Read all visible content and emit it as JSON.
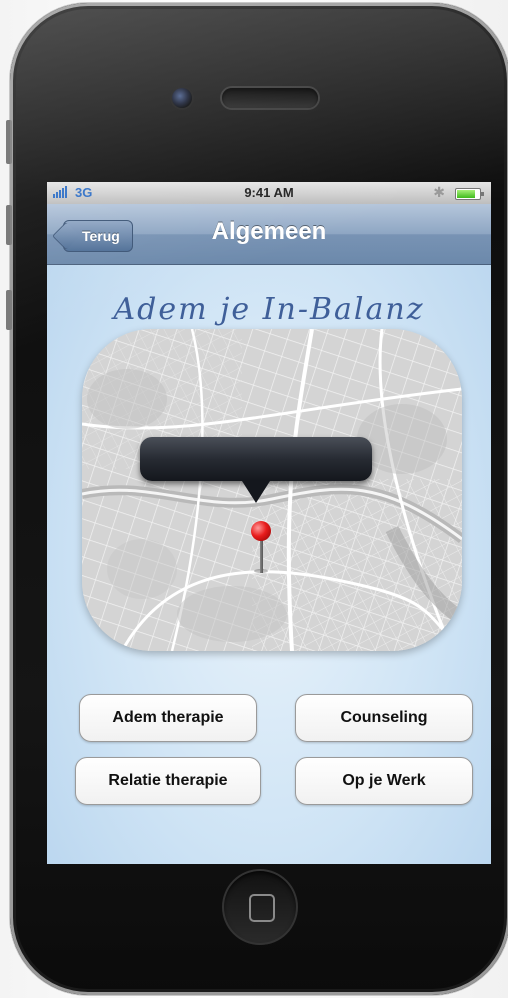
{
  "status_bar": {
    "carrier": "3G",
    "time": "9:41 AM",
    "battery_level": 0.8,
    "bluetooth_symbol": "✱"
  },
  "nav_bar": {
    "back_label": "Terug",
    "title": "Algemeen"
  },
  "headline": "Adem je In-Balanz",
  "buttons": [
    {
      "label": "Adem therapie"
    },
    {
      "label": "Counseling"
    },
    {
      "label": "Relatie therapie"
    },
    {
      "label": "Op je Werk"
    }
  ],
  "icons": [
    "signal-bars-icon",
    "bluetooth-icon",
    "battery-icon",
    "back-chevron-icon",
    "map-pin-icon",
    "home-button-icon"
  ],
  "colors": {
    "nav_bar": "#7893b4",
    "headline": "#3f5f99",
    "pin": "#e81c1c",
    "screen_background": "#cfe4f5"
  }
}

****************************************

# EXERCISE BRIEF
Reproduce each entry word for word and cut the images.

# ANSWER TO THE EXERCISE
Read all visible content and emit it as JSON.
{
  "status_bar": {
    "carrier": "3G",
    "time": "9:41 AM",
    "battery_level": 0.8,
    "bluetooth_symbol": "✱"
  },
  "nav_bar": {
    "back_label": "Terug",
    "title": "Algemeen"
  },
  "headline": "Adem je In-Balanz",
  "buttons": [
    {
      "label": "Adem therapie"
    },
    {
      "label": "Counseling"
    },
    {
      "label": "Relatie therapie"
    },
    {
      "label": "Op je Werk"
    }
  ],
  "icons": [
    "signal-bars-icon",
    "bluetooth-icon",
    "battery-icon",
    "back-chevron-icon",
    "map-pin-icon",
    "home-button-icon"
  ],
  "colors": {
    "nav_bar": "#7893b4",
    "headline": "#3f5f99",
    "pin": "#e81c1c",
    "screen_background": "#cfe4f5"
  }
}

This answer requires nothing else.